= Beginning of Section =

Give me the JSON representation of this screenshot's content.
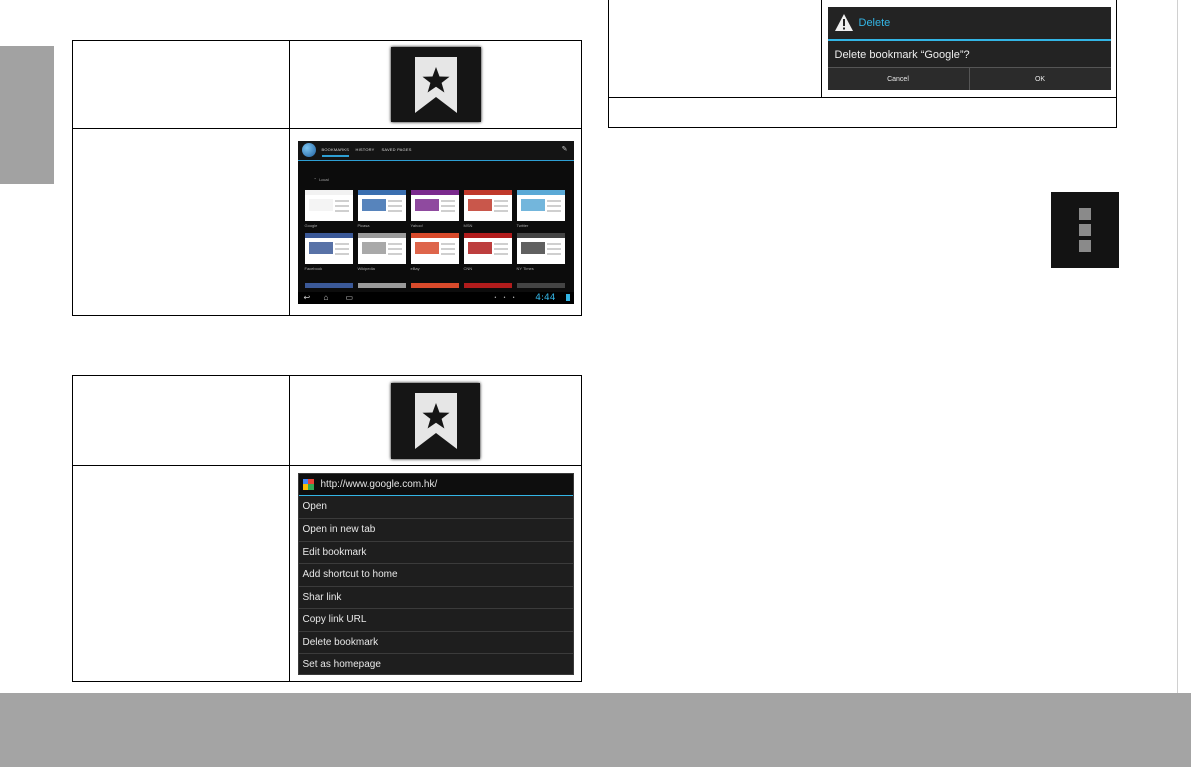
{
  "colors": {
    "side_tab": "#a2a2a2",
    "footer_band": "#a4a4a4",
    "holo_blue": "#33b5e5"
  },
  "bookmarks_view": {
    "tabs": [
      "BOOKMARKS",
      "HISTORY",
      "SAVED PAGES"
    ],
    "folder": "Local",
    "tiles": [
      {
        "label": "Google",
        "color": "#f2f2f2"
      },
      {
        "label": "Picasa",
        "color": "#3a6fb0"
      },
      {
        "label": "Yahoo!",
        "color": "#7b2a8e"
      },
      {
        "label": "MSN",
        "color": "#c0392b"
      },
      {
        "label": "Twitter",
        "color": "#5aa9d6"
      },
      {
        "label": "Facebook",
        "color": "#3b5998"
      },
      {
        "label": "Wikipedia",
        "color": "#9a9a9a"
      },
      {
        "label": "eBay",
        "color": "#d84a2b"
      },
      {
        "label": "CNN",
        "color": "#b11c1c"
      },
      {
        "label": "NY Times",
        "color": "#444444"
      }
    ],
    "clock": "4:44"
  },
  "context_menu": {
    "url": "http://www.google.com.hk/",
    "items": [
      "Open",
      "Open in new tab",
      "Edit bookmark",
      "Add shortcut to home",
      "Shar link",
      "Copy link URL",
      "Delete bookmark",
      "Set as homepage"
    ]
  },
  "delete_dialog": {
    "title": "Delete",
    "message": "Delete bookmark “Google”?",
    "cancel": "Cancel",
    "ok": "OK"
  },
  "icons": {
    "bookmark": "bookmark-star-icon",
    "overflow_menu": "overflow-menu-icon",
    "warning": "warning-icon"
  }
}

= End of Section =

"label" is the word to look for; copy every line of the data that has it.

**Response box:**
        "label": "Google",
        "label": "Picasa",
        "label": "Yahoo!",
        "label": "MSN",
        "label": "Twitter",
        "label": "Facebook",
        "label": "Wikipedia",
        "label": "eBay",
        "label": "CNN",
        "label": "NY Times",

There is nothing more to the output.